The huge Rhincodon typus is the largest living fish in the world, reaching 12 meters in length. With a size comparable to that of a whale and being a species of shark, it is known as the whale shark. It is a species of elasmobranch that has inhabited the warm waters of tropical and subtropical seas for sixty million years. The belly of this species is completely white, while the back is a dark gray color, stained with a multitude of dots and horizontal and vertical lines between white and yellowish that give it a resemblance to a chess board. These spots and lines are very variable among individuals, and it is used as a way to identify specimens.

Source: FAO

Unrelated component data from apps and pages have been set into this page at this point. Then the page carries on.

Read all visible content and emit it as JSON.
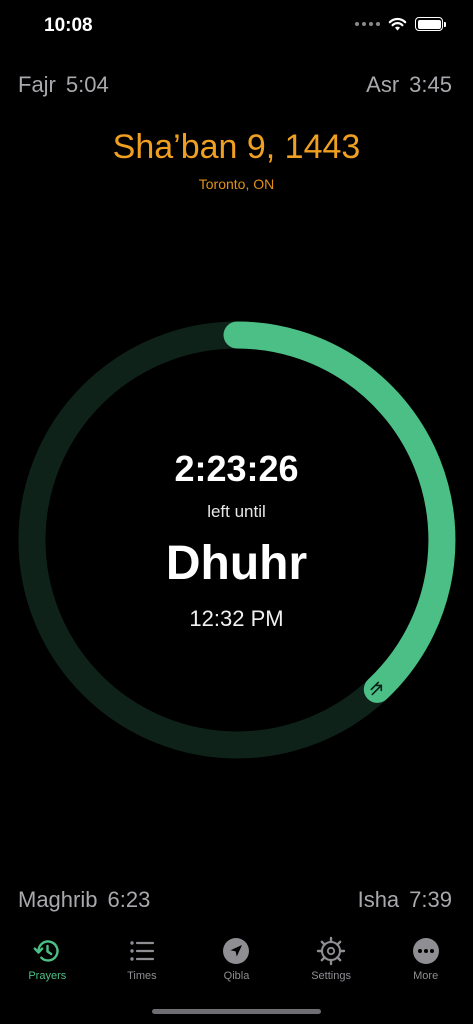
{
  "status_bar": {
    "time": "10:08"
  },
  "prayers": {
    "top_left": {
      "name": "Fajr",
      "time": "5:04"
    },
    "top_right": {
      "name": "Asr",
      "time": "3:45"
    },
    "bottom_left": {
      "name": "Maghrib",
      "time": "6:23"
    },
    "bottom_right": {
      "name": "Isha",
      "time": "7:39"
    }
  },
  "header": {
    "hijri_date": "Sha’ban 9, 1443",
    "location": "Toronto, ON"
  },
  "countdown": {
    "remaining": "2:23:26",
    "caption": "left until",
    "next_prayer": "Dhuhr",
    "next_time": "12:32 PM",
    "progress_fraction": 0.38
  },
  "tabs": [
    {
      "label": "Prayers",
      "icon": "history-icon",
      "active": true
    },
    {
      "label": "Times",
      "icon": "list-icon",
      "active": false
    },
    {
      "label": "Qibla",
      "icon": "compass-arrow-icon",
      "active": false
    },
    {
      "label": "Settings",
      "icon": "gear-icon",
      "active": false
    },
    {
      "label": "More",
      "icon": "more-icon",
      "active": false
    }
  ],
  "colors": {
    "accent": "#4cbf86",
    "date": "#f0a020",
    "track": "#0f2219",
    "inactive": "#8e8e93"
  }
}
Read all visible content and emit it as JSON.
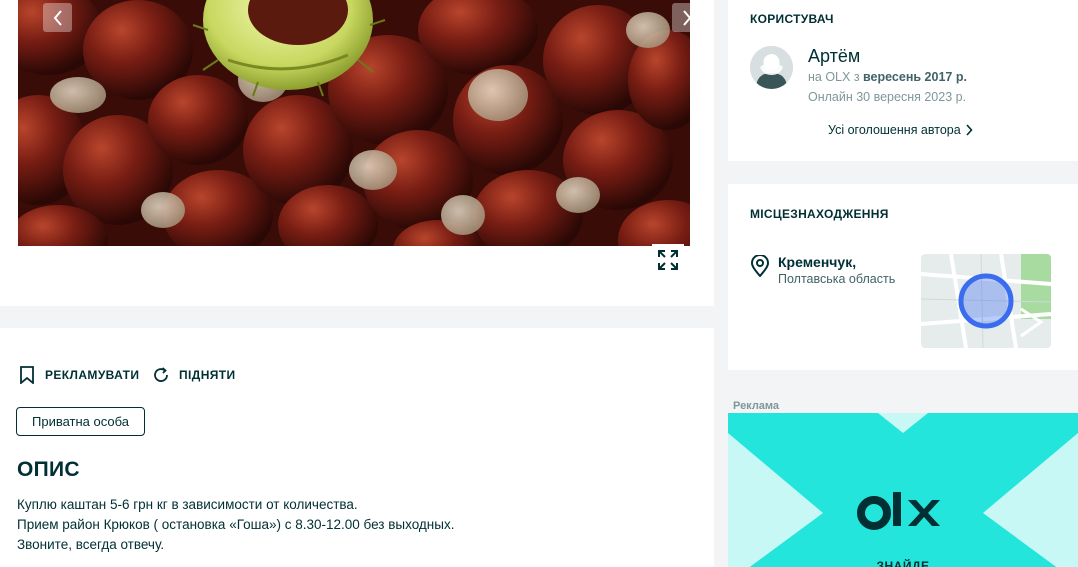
{
  "gallery": {
    "prev_icon": "chevron-left-icon",
    "next_icon": "chevron-right-icon",
    "expand_icon": "expand-icon"
  },
  "actions": {
    "promote_label": "РЕКЛАМУВАТИ",
    "raise_label": "ПІДНЯТИ"
  },
  "seller_type": "Приватна особа",
  "description": {
    "title": "ОПИС",
    "lines": [
      "Куплю каштан 5-6 грн кг в зависимости от количества.",
      "Прием район Крюков ( остановка «Гоша») с 8.30-12.00 без выходных.",
      "Звоните, всегда отвечу."
    ]
  },
  "user": {
    "section_title": "КОРИСТУВАЧ",
    "name": "Артём",
    "since_prefix": "на OLX з",
    "since_value": "вересень 2017 р.",
    "online": "Онлайн 30 вересня 2023 р.",
    "all_ads_label": "Усі оголошення автора"
  },
  "location": {
    "section_title": "МІСЦЕЗНАХОДЖЕННЯ",
    "city": "Кременчук,",
    "region": "Полтавська область"
  },
  "ad": {
    "label": "Реклама",
    "logo_text": "OLX",
    "tagline": "ЗНАЙДЕ"
  },
  "colors": {
    "text": "#002f34",
    "muted": "#7f9799",
    "ad_teal": "#23e5db",
    "ad_light": "#c8f8f6",
    "map_pin": "#3a6cf0"
  }
}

The body of the whale shark is elongated, robust and very hydrodynamic in shape. The head is large, wide and flattened and the eyes are located on the sides, which are small. Its mouth, as well as its head, is of great dimensions, being able to measure up to 1.5 meters wide. It has 5 large pairs of gills. It has two dorsal fins, and the pectoral fins are very robust. In young individuals, the upper lobe of the tail fin is larger than the lower lobe, while in adult specimens, both lobes are similar in size adopting a crescent shape. Despite the large size of this species, its movements are very calm and slow, moving at an average speed of 5 km / h.

The Rhincodon typus is, along with the basking shark (Cetorhinus maximus) and the sandbar shark (Megachasma pelagios), the only species of shark that feeds by filtration. By ingesting large quantities of water, they filter out any organism or particle larger than 2-3 millimeters in diameter with their gill combs. Among the species of which it feeds, we can highlight the phytoplacton, necton, macroalgae and krill, although it is also capable of feeding (although less frequently) on crustaceans, squids and schools of small fish. The whale shark does not need to move forward while feeding, and is often observed in an upright position and moving up and down while actively pumping and filtering the water, unlike the basking shark (Cetorhinus maximus), which has a more passive way of feeding and does not pump the water, but rather swims the water towards its gills.

Despite the enormous size of this species, and the fact that it is a shark (generally mistakenly associated with aggressive and dangerous animals), the whale shark is a species that does not pose any danger to humans. In fact, it is a very curious and playful species with divers, which we can approach without any problem, always respecting the individual and avoiding the area of the tail fin, which could involuntarily hit us as a result of the swimming movement of the animal itself.

Many aspects of the whale shark remain unknown to this day. For example, there is very little information available about their reproduction or migratory patterns.